I always liked school and was good at it, which is why I decided to never leave. I went straight from kindergarten through graduate school without ever taking a break, let alone a gap year. Doctorate in hand, I took my first academic job as an assistant professor, teaching psychology and family studies at the University of Utah. I settled in for a long career as a university professor.
“What are you going to do?” they asked. “You’re an academic!"
But I quickly became disenchanted with academia. While I excelled at teaching, it was research that was valued, and I had trouble establishing my research program. Academic meetings and committee work gobbled up time, and the salary was paltry. (After California Governor Jerry Brown once offered the justification that teachers got paid in “psychic dollars,” one wag quipped that we would gladly use them to pay our taxes.) And Patti and I never felt at home in Salt Lake City, a conservative backwater compared to the Bay Area.
Midway through my fourth year, I asked my department chair for a leave of absence. I planned to move back to California and try out the world of business. If it didn’t work out, I could come back (fat chance, I thought).
When I announced my decision, my friends and colleagues were aghast. “What are you going to do?” they asked. “You’re an academic! You have no marketable skills.” But after a month or so, several approached me quietly. “Let me know how it goes,” they confided. “I’ve been thinking about doing something similar.”
I arrived back in the Bay Area in the fall of 1980. The personal computer revolution was in full swing, and I thought it would be fun, and smart, to be part of it. I had enjoyed the one programming class I took in college, as well as the computerized statistical analysis of my research data.

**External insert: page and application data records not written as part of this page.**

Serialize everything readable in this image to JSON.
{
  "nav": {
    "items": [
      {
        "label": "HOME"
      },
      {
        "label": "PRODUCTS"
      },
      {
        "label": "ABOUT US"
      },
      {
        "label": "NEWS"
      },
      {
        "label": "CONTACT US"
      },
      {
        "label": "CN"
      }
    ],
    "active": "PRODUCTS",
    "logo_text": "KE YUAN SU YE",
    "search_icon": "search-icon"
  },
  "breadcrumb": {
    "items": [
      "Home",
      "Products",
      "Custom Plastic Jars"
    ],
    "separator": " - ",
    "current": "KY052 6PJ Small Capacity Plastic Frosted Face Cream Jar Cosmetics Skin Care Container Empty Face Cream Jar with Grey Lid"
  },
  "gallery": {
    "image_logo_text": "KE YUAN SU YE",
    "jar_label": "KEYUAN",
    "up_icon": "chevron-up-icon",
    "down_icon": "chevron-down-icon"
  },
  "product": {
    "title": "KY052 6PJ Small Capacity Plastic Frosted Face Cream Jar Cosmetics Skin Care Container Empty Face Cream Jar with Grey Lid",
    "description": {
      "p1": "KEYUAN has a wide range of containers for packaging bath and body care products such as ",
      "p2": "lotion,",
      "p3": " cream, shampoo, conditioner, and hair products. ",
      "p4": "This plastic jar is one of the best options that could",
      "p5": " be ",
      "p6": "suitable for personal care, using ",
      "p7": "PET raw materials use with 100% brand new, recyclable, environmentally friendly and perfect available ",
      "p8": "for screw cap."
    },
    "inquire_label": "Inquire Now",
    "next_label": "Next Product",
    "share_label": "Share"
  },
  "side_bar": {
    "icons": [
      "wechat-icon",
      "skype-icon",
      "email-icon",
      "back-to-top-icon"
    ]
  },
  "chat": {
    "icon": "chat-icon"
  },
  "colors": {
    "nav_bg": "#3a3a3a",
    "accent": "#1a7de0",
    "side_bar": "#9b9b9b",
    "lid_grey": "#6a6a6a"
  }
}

But what could I do? As my colleagues had observed, I had no marketable skills.
Patti was working as a buyer for our friend Ken, who owned a chain of furniture stores. Hanging out there one afternoon, I watched him struggle with the IBM small business computer he had bought to manage his inventory. “Let me take a look at the manual,” I said, trying to help, and soon realized the problem. It was written by the programmer, who had no clue how to explain the program to a layperson.
No marketable skills, my ass! I was an academic. I could teach and I could write. So I positioned myself as a trainer or a technical writer, and started sending out my résumé.
The going was rough. I was turned down by hardware firms like Apple, Commodore, and Tandem. I was turned down by software firms like Personal Software. “You seem talented,” they said, “but you have no experience.” I observed my 30th birthday, unemployed and despondent.
Two days later, I was hired by a tiny startup with big plans, looking not to fill a slot but for someone smart and adaptable. A couple of the founders had connections at InfoWorld, the leading trade newspaper, and they brought me in to write product reviews and, eventually, articles and columns. People began to know my name. (In fact, the technical publications manager from Apple expressed regret that she hadn’t hired me when she had the chance.)
After two years I left the startup, and Patti and I co-founded our own technical writing firm. Over the last thirty-plus years, we’ve written documentation and marketing materials for dozens of tech companies, from unknown startups to megaliths like Oracle, Borland, McAfee, and Becton Dickinson. It’s still active today, and (with occasional breaks and forays into other ventures) has been our primary source of livelihood for more than 30 years—and a wild ride for someone with no marketable skills.
John Unger Zussman is a creative and corporate storyteller and a co-founder of Retrospect.